■ Problem to solve
Reproduce the entries that follow precisely, setting aside any images.

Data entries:
● ● ● ●
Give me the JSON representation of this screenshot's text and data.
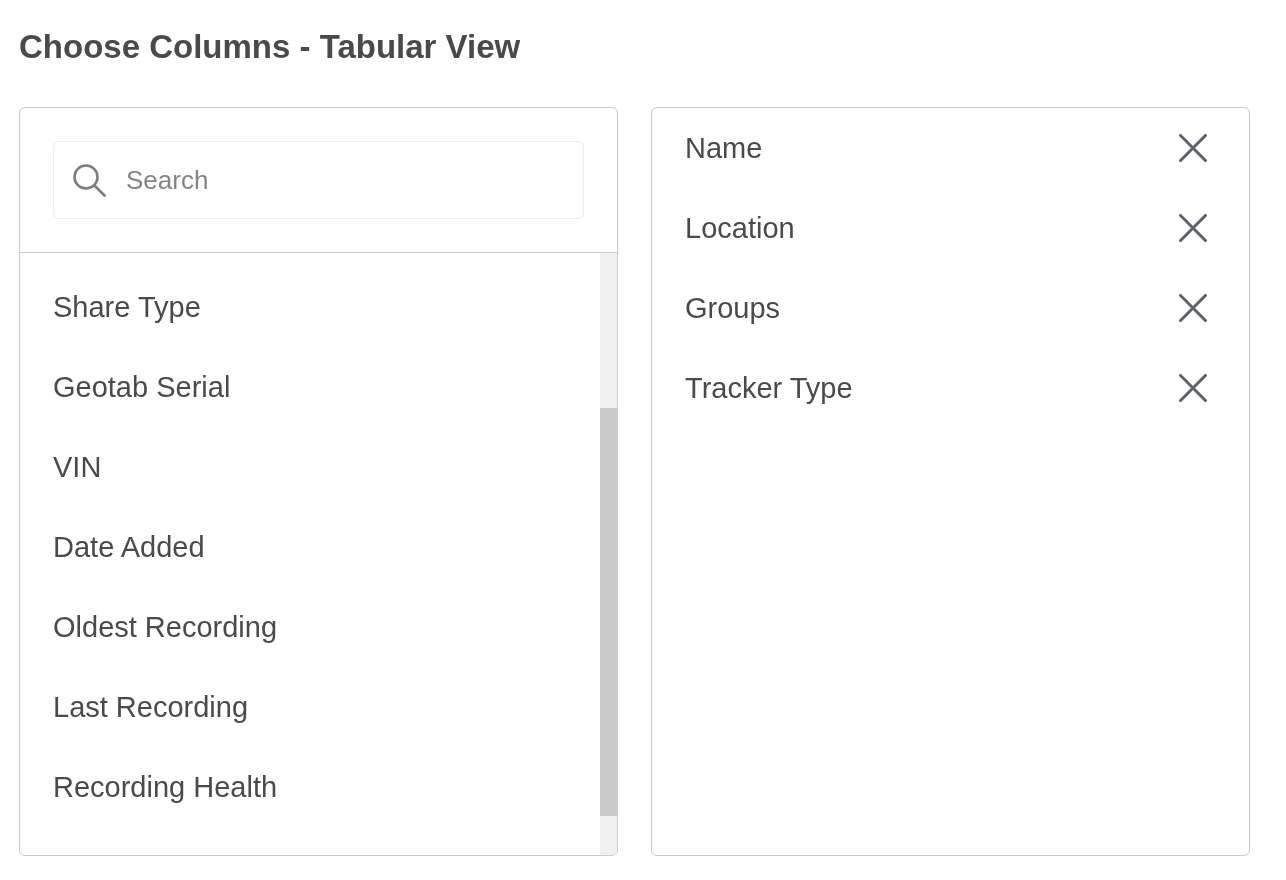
{
  "title": "Choose Columns - Tabular View",
  "available_columns": {
    "search": {
      "placeholder": "Search"
    },
    "items": [
      "Share Type",
      "Geotab Serial",
      "VIN",
      "Date Added",
      "Oldest Recording",
      "Last Recording",
      "Recording Health"
    ]
  },
  "selected_columns": [
    "Name",
    "Location",
    "Groups",
    "Tracker Type"
  ]
}
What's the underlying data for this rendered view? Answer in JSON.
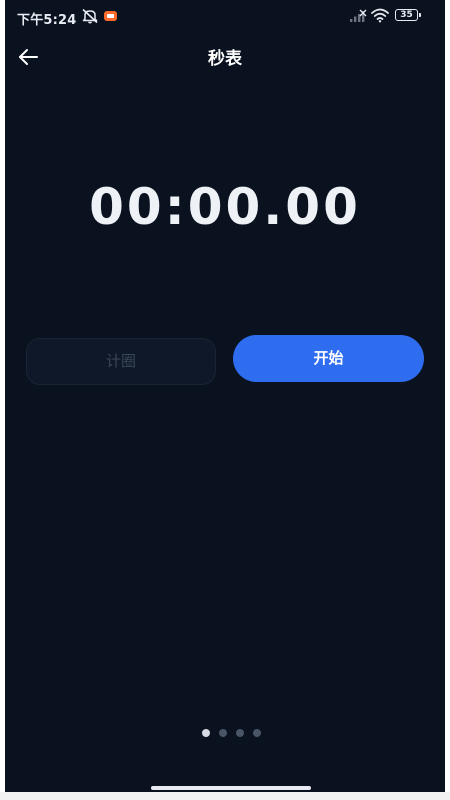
{
  "status_bar": {
    "time": "下午5:24",
    "battery": "35",
    "icons": [
      "mute-icon",
      "screen-record-icon",
      "signal-icon",
      "wifi-icon",
      "battery-icon"
    ]
  },
  "header": {
    "title": "秒表",
    "back_icon": "arrow-left-icon"
  },
  "stopwatch": {
    "display": "00:00.00"
  },
  "buttons": {
    "lap_label": "计圈",
    "start_label": "开始"
  },
  "pager": {
    "count": 4,
    "active_index": 0
  },
  "colors": {
    "background": "#0a1220",
    "accent": "#2f6df0",
    "text": "#ffffff",
    "disabled_text": "#3a4558"
  }
}
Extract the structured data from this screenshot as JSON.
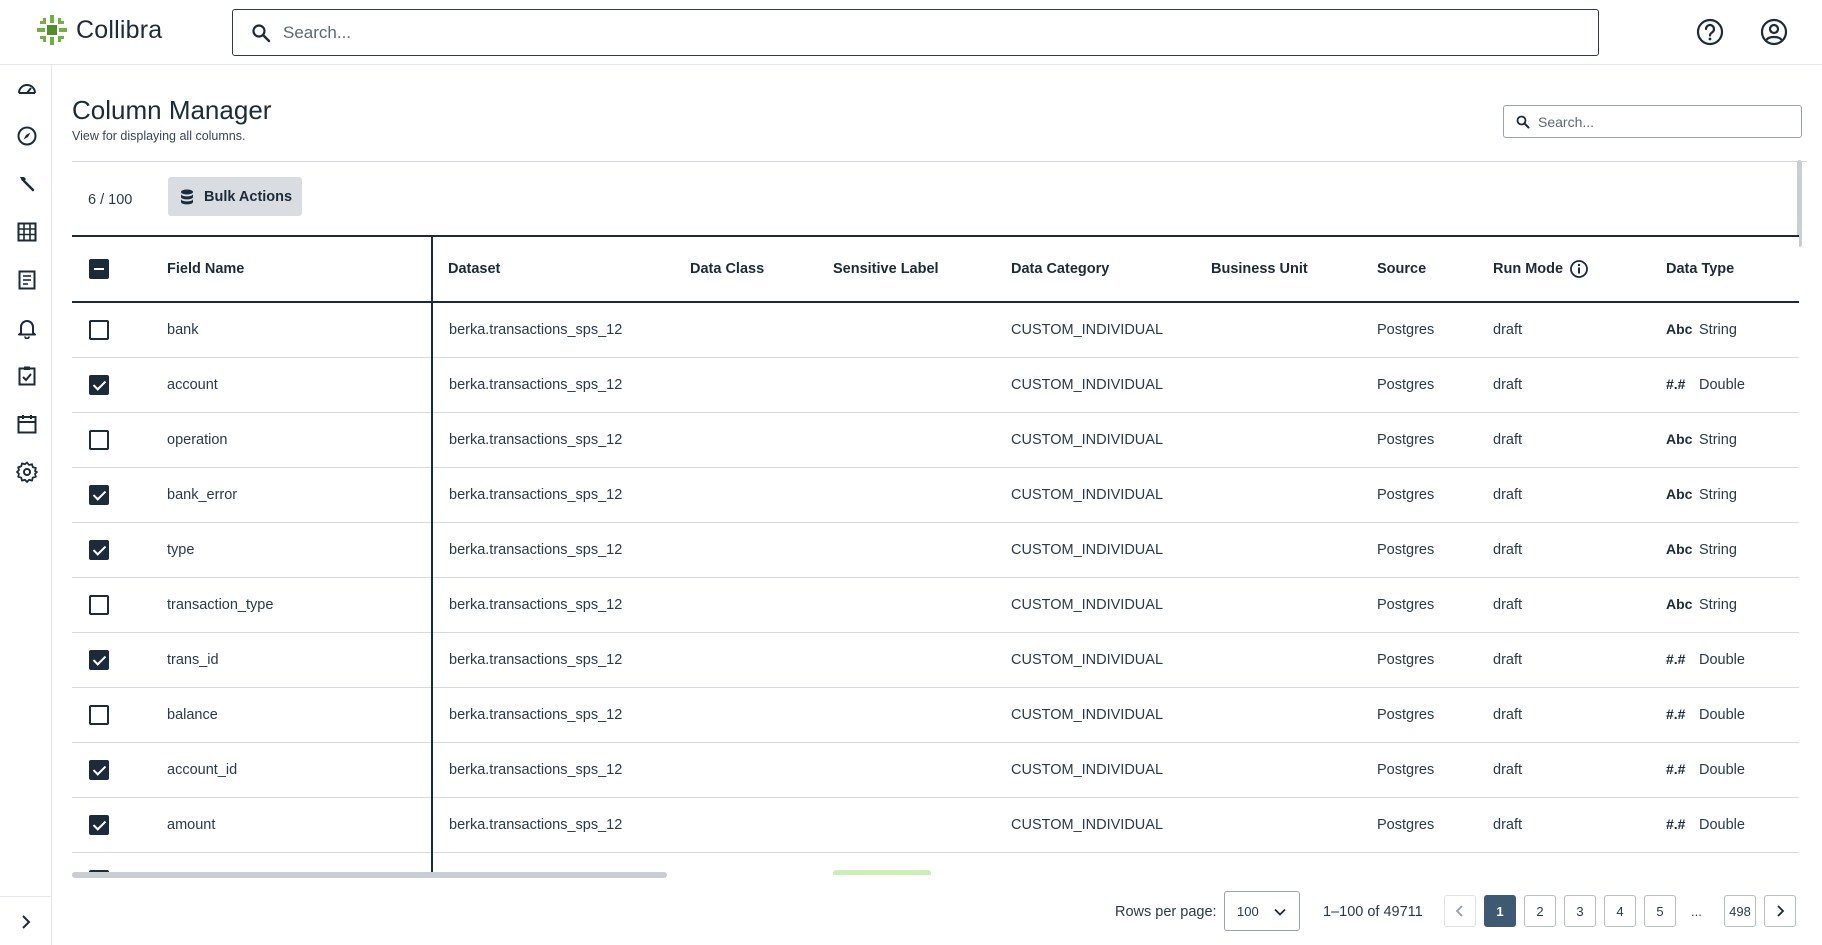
{
  "app": {
    "brand": "Collibra"
  },
  "header": {
    "search_placeholder": "Search...",
    "icons": [
      "help-icon",
      "account-icon"
    ]
  },
  "nav": {
    "icons": [
      "dashboard-icon",
      "explore-icon",
      "tools-icon",
      "catalog-icon",
      "reports-icon",
      "alerts-icon",
      "tasks-icon",
      "calendar-icon",
      "settings-icon"
    ],
    "expand_icon": "chevron-right-icon"
  },
  "page": {
    "title": "Column Manager",
    "subtitle": "View for displaying all columns.",
    "search_placeholder": "Search..."
  },
  "toolbar": {
    "selection_count": "6 / 100",
    "bulk_actions_label": "Bulk Actions"
  },
  "table": {
    "headers": {
      "field_name": "Field Name",
      "dataset": "Dataset",
      "data_class": "Data Class",
      "sensitive_label": "Sensitive Label",
      "data_category": "Data Category",
      "business_unit": "Business Unit",
      "source": "Source",
      "run_mode": "Run Mode",
      "data_type": "Data Type"
    },
    "rows": [
      {
        "checked": false,
        "field": "bank",
        "dataset": "berka.transactions_sps_12",
        "category": "CUSTOM_INDIVIDUAL",
        "source": "Postgres",
        "run_mode": "draft",
        "type_icon": "Abc",
        "type": "String"
      },
      {
        "checked": true,
        "field": "account",
        "dataset": "berka.transactions_sps_12",
        "category": "CUSTOM_INDIVIDUAL",
        "source": "Postgres",
        "run_mode": "draft",
        "type_icon": "#.#",
        "type": "Double"
      },
      {
        "checked": false,
        "field": "operation",
        "dataset": "berka.transactions_sps_12",
        "category": "CUSTOM_INDIVIDUAL",
        "source": "Postgres",
        "run_mode": "draft",
        "type_icon": "Abc",
        "type": "String"
      },
      {
        "checked": true,
        "field": "bank_error",
        "dataset": "berka.transactions_sps_12",
        "category": "CUSTOM_INDIVIDUAL",
        "source": "Postgres",
        "run_mode": "draft",
        "type_icon": "Abc",
        "type": "String"
      },
      {
        "checked": true,
        "field": "type",
        "dataset": "berka.transactions_sps_12",
        "category": "CUSTOM_INDIVIDUAL",
        "source": "Postgres",
        "run_mode": "draft",
        "type_icon": "Abc",
        "type": "String"
      },
      {
        "checked": false,
        "field": "transaction_type",
        "dataset": "berka.transactions_sps_12",
        "category": "CUSTOM_INDIVIDUAL",
        "source": "Postgres",
        "run_mode": "draft",
        "type_icon": "Abc",
        "type": "String"
      },
      {
        "checked": true,
        "field": "trans_id",
        "dataset": "berka.transactions_sps_12",
        "category": "CUSTOM_INDIVIDUAL",
        "source": "Postgres",
        "run_mode": "draft",
        "type_icon": "#.#",
        "type": "Double"
      },
      {
        "checked": false,
        "field": "balance",
        "dataset": "berka.transactions_sps_12",
        "category": "CUSTOM_INDIVIDUAL",
        "source": "Postgres",
        "run_mode": "draft",
        "type_icon": "#.#",
        "type": "Double"
      },
      {
        "checked": true,
        "field": "account_id",
        "dataset": "berka.transactions_sps_12",
        "category": "CUSTOM_INDIVIDUAL",
        "source": "Postgres",
        "run_mode": "draft",
        "type_icon": "#.#",
        "type": "Double"
      },
      {
        "checked": true,
        "field": "amount",
        "dataset": "berka.transactions_sps_12",
        "category": "CUSTOM_INDIVIDUAL",
        "source": "Postgres",
        "run_mode": "draft",
        "type_icon": "#.#",
        "type": "Double"
      }
    ]
  },
  "pagination": {
    "rows_per_page_label": "Rows per page:",
    "rows_per_page_value": "100",
    "range": "1–100 of 49711",
    "pages": [
      "1",
      "2",
      "3",
      "4",
      "5"
    ],
    "ellipsis": "...",
    "last_page": "498",
    "active_page": "1"
  }
}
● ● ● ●
■ Solution for this exercise
Give me the JSON representation of this screenshot's text and data.
{
  "title": "Choose Columns - Tabular View",
  "available_columns": {
    "search": {
      "placeholder": "Search"
    },
    "items": [
      "Share Type",
      "Geotab Serial",
      "VIN",
      "Date Added",
      "Oldest Recording",
      "Last Recording",
      "Recording Health"
    ]
  },
  "selected_columns": [
    "Name",
    "Location",
    "Groups",
    "Tracker Type"
  ]
}
What's the underlying data for this rendered view? Answer in JSON.
{
  "status_bar": {
    "time": "下午5:24",
    "battery": "35",
    "icons": [
      "mute-icon",
      "screen-record-icon",
      "signal-icon",
      "wifi-icon",
      "battery-icon"
    ]
  },
  "header": {
    "title": "秒表",
    "back_icon": "arrow-left-icon"
  },
  "stopwatch": {
    "display": "00:00.00"
  },
  "buttons": {
    "lap_label": "计圈",
    "start_label": "开始"
  },
  "pager": {
    "count": 4,
    "active_index": 0
  },
  "colors": {
    "background": "#0a1220",
    "accent": "#2f6df0",
    "text": "#ffffff",
    "disabled_text": "#3a4558"
  }
}
Extract the structured data from this screenshot as JSON.
{
  "app": {
    "brand": "Collibra"
  },
  "header": {
    "search_placeholder": "Search...",
    "icons": [
      "help-icon",
      "account-icon"
    ]
  },
  "nav": {
    "icons": [
      "dashboard-icon",
      "explore-icon",
      "tools-icon",
      "catalog-icon",
      "reports-icon",
      "alerts-icon",
      "tasks-icon",
      "calendar-icon",
      "settings-icon"
    ],
    "expand_icon": "chevron-right-icon"
  },
  "page": {
    "title": "Column Manager",
    "subtitle": "View for displaying all columns.",
    "search_placeholder": "Search..."
  },
  "toolbar": {
    "selection_count": "6 / 100",
    "bulk_actions_label": "Bulk Actions"
  },
  "table": {
    "headers": {
      "field_name": "Field Name",
      "dataset": "Dataset",
      "data_class": "Data Class",
      "sensitive_label": "Sensitive Label",
      "data_category": "Data Category",
      "business_unit": "Business Unit",
      "source": "Source",
      "run_mode": "Run Mode",
      "data_type": "Data Type"
    },
    "rows": [
      {
        "checked": false,
        "field": "bank",
        "dataset": "berka.transactions_sps_12",
        "category": "CUSTOM_INDIVIDUAL",
        "source": "Postgres",
        "run_mode": "draft",
        "type_icon": "Abc",
        "type": "String"
      },
      {
        "checked": true,
        "field": "account",
        "dataset": "berka.transactions_sps_12",
        "category": "CUSTOM_INDIVIDUAL",
        "source": "Postgres",
        "run_mode": "draft",
        "type_icon": "#.#",
        "type": "Double"
      },
      {
        "checked": false,
        "field": "operation",
        "dataset": "berka.transactions_sps_12",
        "category": "CUSTOM_INDIVIDUAL",
        "source": "Postgres",
        "run_mode": "draft",
        "type_icon": "Abc",
        "type": "String"
      },
      {
        "checked": true,
        "field": "bank_error",
        "dataset": "berka.transactions_sps_12",
        "category": "CUSTOM_INDIVIDUAL",
        "source": "Postgres",
        "run_mode": "draft",
        "type_icon": "Abc",
        "type": "String"
      },
      {
        "checked": true,
        "field": "type",
        "dataset": "berka.transactions_sps_12",
        "category": "CUSTOM_INDIVIDUAL",
        "source": "Postgres",
        "run_mode": "draft",
        "type_icon": "Abc",
        "type": "String"
      },
      {
        "checked": false,
        "field": "transaction_type",
        "dataset": "berka.transactions_sps_12",
        "category": "CUSTOM_INDIVIDUAL",
        "source": "Postgres",
        "run_mode": "draft",
        "type_icon": "Abc",
        "type": "String"
      },
      {
        "checked": true,
        "field": "trans_id",
        "dataset": "berka.transactions_sps_12",
        "category": "CUSTOM_INDIVIDUAL",
        "source": "Postgres",
        "run_mode": "draft",
        "type_icon": "#.#",
        "type": "Double"
      },
      {
        "checked": false,
        "field": "balance",
        "dataset": "berka.transactions_sps_12",
        "category": "CUSTOM_INDIVIDUAL",
        "source": "Postgres",
        "run_mode": "draft",
        "type_icon": "#.#",
        "type": "Double"
      },
      {
        "checked": true,
        "field": "account_id",
        "dataset": "berka.transactions_sps_12",
        "category": "CUSTOM_INDIVIDUAL",
        "source": "Postgres",
        "run_mode": "draft",
        "type_icon": "#.#",
        "type": "Double"
      },
      {
        "checked": true,
        "field": "amount",
        "dataset": "berka.transactions_sps_12",
        "category": "CUSTOM_INDIVIDUAL",
        "source": "Postgres",
        "run_mode": "draft",
        "type_icon": "#.#",
        "type": "Double"
      }
    ]
  },
  "pagination": {
    "rows_per_page_label": "Rows per page:",
    "rows_per_page_value": "100",
    "range": "1–100 of 49711",
    "pages": [
      "1",
      "2",
      "3",
      "4",
      "5"
    ],
    "ellipsis": "...",
    "last_page": "498",
    "active_page": "1"
  }
}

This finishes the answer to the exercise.